> [YOUR GOAL]
Reproduce the data exactly, leaving nothing out.

> [GIVEN DATA]
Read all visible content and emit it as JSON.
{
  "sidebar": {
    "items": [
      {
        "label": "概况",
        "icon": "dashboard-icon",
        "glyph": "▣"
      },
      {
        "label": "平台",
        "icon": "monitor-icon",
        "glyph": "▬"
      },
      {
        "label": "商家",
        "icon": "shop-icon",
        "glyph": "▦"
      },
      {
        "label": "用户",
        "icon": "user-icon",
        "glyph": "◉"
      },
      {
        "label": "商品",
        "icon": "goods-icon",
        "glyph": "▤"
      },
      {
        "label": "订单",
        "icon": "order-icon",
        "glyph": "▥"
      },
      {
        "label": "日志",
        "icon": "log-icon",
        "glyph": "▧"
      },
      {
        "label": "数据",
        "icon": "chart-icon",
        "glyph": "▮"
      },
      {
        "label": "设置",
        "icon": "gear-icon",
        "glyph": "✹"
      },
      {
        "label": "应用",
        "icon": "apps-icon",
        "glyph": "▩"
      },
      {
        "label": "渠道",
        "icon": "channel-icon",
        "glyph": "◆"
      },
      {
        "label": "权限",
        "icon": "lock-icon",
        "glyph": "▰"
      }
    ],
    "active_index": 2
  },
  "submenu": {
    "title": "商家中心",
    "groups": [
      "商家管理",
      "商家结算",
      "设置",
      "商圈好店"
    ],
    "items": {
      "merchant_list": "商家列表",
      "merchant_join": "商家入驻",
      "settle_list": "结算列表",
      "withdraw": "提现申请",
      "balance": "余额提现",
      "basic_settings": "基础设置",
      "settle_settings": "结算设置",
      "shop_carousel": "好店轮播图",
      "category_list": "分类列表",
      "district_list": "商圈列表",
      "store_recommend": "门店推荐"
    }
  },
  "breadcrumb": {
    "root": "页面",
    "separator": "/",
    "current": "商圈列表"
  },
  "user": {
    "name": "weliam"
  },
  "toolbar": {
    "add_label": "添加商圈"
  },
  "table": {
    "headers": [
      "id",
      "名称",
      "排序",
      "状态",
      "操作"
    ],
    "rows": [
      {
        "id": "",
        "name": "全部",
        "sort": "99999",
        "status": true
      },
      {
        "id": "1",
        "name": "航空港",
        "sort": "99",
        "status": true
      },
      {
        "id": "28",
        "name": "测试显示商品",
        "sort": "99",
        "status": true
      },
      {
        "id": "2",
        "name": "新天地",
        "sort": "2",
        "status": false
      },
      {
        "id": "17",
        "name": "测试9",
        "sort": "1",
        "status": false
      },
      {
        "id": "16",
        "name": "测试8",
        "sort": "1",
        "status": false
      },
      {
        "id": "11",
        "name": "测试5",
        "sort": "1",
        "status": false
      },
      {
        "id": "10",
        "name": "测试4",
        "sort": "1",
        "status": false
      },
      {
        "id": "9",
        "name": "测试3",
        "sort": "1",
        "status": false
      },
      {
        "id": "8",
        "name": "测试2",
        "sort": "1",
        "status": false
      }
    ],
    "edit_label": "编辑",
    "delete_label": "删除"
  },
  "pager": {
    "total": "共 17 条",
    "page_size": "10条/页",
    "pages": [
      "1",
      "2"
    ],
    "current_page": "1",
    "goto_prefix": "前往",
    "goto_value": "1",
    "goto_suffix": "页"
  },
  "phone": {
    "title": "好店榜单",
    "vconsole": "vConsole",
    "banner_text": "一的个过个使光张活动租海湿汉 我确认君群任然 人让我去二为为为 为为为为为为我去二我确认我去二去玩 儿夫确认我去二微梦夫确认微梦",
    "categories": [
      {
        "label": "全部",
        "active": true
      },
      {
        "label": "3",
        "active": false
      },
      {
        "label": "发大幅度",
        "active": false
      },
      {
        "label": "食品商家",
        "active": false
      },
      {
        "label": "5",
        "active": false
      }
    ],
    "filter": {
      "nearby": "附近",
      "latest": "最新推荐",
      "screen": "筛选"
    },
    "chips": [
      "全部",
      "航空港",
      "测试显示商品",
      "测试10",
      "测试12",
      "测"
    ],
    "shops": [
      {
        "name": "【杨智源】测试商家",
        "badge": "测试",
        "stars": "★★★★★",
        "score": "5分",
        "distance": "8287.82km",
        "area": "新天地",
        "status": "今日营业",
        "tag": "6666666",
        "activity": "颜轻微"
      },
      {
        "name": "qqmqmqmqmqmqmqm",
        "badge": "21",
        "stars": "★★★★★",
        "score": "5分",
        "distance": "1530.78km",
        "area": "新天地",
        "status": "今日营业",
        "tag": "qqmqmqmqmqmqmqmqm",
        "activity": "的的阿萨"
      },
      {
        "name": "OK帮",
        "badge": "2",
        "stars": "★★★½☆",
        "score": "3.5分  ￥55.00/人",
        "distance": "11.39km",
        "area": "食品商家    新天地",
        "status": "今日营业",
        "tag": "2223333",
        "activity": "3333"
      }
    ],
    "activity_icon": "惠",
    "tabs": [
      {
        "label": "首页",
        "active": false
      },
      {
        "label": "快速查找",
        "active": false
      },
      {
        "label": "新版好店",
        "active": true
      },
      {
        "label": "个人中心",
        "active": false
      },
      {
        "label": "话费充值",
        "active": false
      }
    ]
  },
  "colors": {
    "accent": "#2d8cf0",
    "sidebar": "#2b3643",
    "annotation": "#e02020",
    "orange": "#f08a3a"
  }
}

> [ANSWER BOX]
Read all visible content and emit it as JSON.
{
  "sidebar": {
    "items": [
      {
        "label": "概况",
        "icon": "dashboard-icon",
        "glyph": "▣"
      },
      {
        "label": "平台",
        "icon": "monitor-icon",
        "glyph": "▬"
      },
      {
        "label": "商家",
        "icon": "shop-icon",
        "glyph": "▦"
      },
      {
        "label": "用户",
        "icon": "user-icon",
        "glyph": "◉"
      },
      {
        "label": "商品",
        "icon": "goods-icon",
        "glyph": "▤"
      },
      {
        "label": "订单",
        "icon": "order-icon",
        "glyph": "▥"
      },
      {
        "label": "日志",
        "icon": "log-icon",
        "glyph": "▧"
      },
      {
        "label": "数据",
        "icon": "chart-icon",
        "glyph": "▮"
      },
      {
        "label": "设置",
        "icon": "gear-icon",
        "glyph": "✹"
      },
      {
        "label": "应用",
        "icon": "apps-icon",
        "glyph": "▩"
      },
      {
        "label": "渠道",
        "icon": "channel-icon",
        "glyph": "◆"
      },
      {
        "label": "权限",
        "icon": "lock-icon",
        "glyph": "▰"
      }
    ],
    "active_index": 2
  },
  "submenu": {
    "title": "商家中心",
    "groups": [
      "商家管理",
      "商家结算",
      "设置",
      "商圈好店"
    ],
    "items": {
      "merchant_list": "商家列表",
      "merchant_join": "商家入驻",
      "settle_list": "结算列表",
      "withdraw": "提现申请",
      "balance": "余额提现",
      "basic_settings": "基础设置",
      "settle_settings": "结算设置",
      "shop_carousel": "好店轮播图",
      "category_list": "分类列表",
      "district_list": "商圈列表",
      "store_recommend": "门店推荐"
    }
  },
  "breadcrumb": {
    "root": "页面",
    "separator": "/",
    "current": "商圈列表"
  },
  "user": {
    "name": "weliam"
  },
  "toolbar": {
    "add_label": "添加商圈"
  },
  "table": {
    "headers": [
      "id",
      "名称",
      "排序",
      "状态",
      "操作"
    ],
    "rows": [
      {
        "id": "",
        "name": "全部",
        "sort": "99999",
        "status": true
      },
      {
        "id": "1",
        "name": "航空港",
        "sort": "99",
        "status": true
      },
      {
        "id": "28",
        "name": "测试显示商品",
        "sort": "99",
        "status": true
      },
      {
        "id": "2",
        "name": "新天地",
        "sort": "2",
        "status": false
      },
      {
        "id": "17",
        "name": "测试9",
        "sort": "1",
        "status": false
      },
      {
        "id": "16",
        "name": "测试8",
        "sort": "1",
        "status": false
      },
      {
        "id": "11",
        "name": "测试5",
        "sort": "1",
        "status": false
      },
      {
        "id": "10",
        "name": "测试4",
        "sort": "1",
        "status": false
      },
      {
        "id": "9",
        "name": "测试3",
        "sort": "1",
        "status": false
      },
      {
        "id": "8",
        "name": "测试2",
        "sort": "1",
        "status": false
      }
    ],
    "edit_label": "编辑",
    "delete_label": "删除"
  },
  "pager": {
    "total": "共 17 条",
    "page_size": "10条/页",
    "pages": [
      "1",
      "2"
    ],
    "current_page": "1",
    "goto_prefix": "前往",
    "goto_value": "1",
    "goto_suffix": "页"
  },
  "phone": {
    "title": "好店榜单",
    "vconsole": "vConsole",
    "banner_text": "一的个过个使光张活动租海湿汉 我确认君群任然 人让我去二为为为 为为为为为为我去二我确认我去二去玩 儿夫确认我去二微梦夫确认微梦",
    "categories": [
      {
        "label": "全部",
        "active": true
      },
      {
        "label": "3",
        "active": false
      },
      {
        "label": "发大幅度",
        "active": false
      },
      {
        "label": "食品商家",
        "active": false
      },
      {
        "label": "5",
        "active": false
      }
    ],
    "filter": {
      "nearby": "附近",
      "latest": "最新推荐",
      "screen": "筛选"
    },
    "chips": [
      "全部",
      "航空港",
      "测试显示商品",
      "测试10",
      "测试12",
      "测"
    ],
    "shops": [
      {
        "name": "【杨智源】测试商家",
        "badge": "测试",
        "stars": "★★★★★",
        "score": "5分",
        "distance": "8287.82km",
        "area": "新天地",
        "status": "今日营业",
        "tag": "6666666",
        "activity": "颜轻微"
      },
      {
        "name": "qqmqmqmqmqmqmqm",
        "badge": "21",
        "stars": "★★★★★",
        "score": "5分",
        "distance": "1530.78km",
        "area": "新天地",
        "status": "今日营业",
        "tag": "qqmqmqmqmqmqmqmqm",
        "activity": "的的阿萨"
      },
      {
        "name": "OK帮",
        "badge": "2",
        "stars": "★★★½☆",
        "score": "3.5分  ￥55.00/人",
        "distance": "11.39km",
        "area": "食品商家    新天地",
        "status": "今日营业",
        "tag": "2223333",
        "activity": "3333"
      }
    ],
    "activity_icon": "惠",
    "tabs": [
      {
        "label": "首页",
        "active": false
      },
      {
        "label": "快速查找",
        "active": false
      },
      {
        "label": "新版好店",
        "active": true
      },
      {
        "label": "个人中心",
        "active": false
      },
      {
        "label": "话费充值",
        "active": false
      }
    ]
  },
  "colors": {
    "accent": "#2d8cf0",
    "sidebar": "#2b3643",
    "annotation": "#e02020",
    "orange": "#f08a3a"
  }
}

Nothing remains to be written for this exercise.